We lost our sweet girl almost 11 years ago. Her full story is for another time but there are always sprinkles of goodness amidst the tragedy and there have been many bright spots along the way. Sophia was everything good and pure in this world and not a day goes by that I don’t feel an emptiness. As time moves on, the edges dull and the pain isn’t as acute but there’s always a feeling that I can’t shake like something is missing and unsettled.
The only thing we have left of her are our memories and as time moves on, our memories fade. I think one of the hardest things for me is thinking that one day she’ll be forgotten. She impacted so many people in her 4 1/2 months on this earth and definitely left an imprint on our family, and many others. The lessons will be how she lives on, hopefully for a very long time.
Since she passed, there is one thing that I try to keep in the forefront of my mind and I will always thank her for. This lesson has changed my perspective on life and is something that I’m honored to pass along. It is simply, do not judge.
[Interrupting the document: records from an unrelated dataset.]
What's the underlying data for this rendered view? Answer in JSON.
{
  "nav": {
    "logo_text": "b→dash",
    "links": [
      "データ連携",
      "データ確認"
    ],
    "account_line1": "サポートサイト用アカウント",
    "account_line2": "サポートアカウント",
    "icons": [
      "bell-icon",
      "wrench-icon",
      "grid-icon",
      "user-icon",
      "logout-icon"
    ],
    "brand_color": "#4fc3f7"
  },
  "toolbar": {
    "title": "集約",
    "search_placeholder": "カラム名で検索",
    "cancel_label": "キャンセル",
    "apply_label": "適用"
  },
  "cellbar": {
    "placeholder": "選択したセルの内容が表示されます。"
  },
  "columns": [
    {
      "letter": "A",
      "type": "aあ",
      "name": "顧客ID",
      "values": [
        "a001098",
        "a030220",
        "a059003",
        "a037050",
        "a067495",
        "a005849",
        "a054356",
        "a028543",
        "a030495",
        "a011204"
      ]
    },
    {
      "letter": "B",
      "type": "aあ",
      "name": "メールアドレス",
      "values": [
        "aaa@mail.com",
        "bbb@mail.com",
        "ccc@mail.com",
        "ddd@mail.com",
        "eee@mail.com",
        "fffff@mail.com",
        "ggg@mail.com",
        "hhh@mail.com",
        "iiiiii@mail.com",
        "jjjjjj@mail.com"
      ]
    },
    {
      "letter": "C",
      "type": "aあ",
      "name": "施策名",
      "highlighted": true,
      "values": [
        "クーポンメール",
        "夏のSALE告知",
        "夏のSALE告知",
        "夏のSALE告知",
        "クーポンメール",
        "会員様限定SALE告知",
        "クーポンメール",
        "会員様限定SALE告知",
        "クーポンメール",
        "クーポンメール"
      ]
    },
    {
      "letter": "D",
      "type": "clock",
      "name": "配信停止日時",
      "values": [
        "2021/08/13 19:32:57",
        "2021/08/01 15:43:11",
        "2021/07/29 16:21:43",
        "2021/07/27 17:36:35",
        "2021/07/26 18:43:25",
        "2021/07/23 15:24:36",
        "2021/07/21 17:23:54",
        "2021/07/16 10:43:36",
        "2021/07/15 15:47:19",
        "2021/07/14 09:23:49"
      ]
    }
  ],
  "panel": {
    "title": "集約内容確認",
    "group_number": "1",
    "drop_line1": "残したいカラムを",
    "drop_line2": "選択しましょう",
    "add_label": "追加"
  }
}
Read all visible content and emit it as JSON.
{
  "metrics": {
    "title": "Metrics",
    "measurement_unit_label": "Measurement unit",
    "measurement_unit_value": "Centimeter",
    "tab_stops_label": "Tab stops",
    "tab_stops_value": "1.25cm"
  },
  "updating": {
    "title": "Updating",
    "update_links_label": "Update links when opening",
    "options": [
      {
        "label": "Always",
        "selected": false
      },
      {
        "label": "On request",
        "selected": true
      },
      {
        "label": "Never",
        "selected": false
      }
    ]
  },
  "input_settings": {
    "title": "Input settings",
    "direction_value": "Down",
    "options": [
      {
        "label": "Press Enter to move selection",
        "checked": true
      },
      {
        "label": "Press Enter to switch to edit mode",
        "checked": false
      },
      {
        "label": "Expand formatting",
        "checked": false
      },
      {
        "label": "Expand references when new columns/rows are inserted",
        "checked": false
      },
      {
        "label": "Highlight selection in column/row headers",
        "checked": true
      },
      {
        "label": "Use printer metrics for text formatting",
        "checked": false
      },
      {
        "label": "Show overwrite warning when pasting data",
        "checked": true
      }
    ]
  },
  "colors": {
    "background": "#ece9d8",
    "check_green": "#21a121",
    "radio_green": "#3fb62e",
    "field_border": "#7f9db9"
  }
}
Sophia spent the majority of her life in the PCICU. I distinctly remember taking the shuttle from UCSF back to the Ronald McDonald House one night after Sophia had had a particularly awful day and I was crushed. Not to be dramatic but it was a black hole, couldn’t see any way out, all-consuming, soul-crushing sadness.
I looked around and saw people just carrying on with their daily lives, laughing, texting, going home from work. It was then that I realized, absolutely no one knew that my heart was literally breaking. No one knew that my baby was so sick and might not make it home. I distinctly remember thinking, I look normal on the outside but I’m far from it. My life is changing and will never be the same. I wondered how many other people I’d passed on the street were having the absolute worst day of their lives and I had never known. How many people looked ok on the outside but were far from it on the inside?
You have no idea what someone else has been through or what they are going through. You never know why they act the way they do or say the things that they say. You never know what they are pushing down or the deep reasoning behind their behavior.
Sophia taught me to always lead with kindness, to be more understanding. That my sadness is not greater than anybody else’s. That we all have our own distinct and difficult stories. That we are always way more complex than what you see at first glance.
This has been my greatest heartbreak but her wisdom has also been my greatest gift.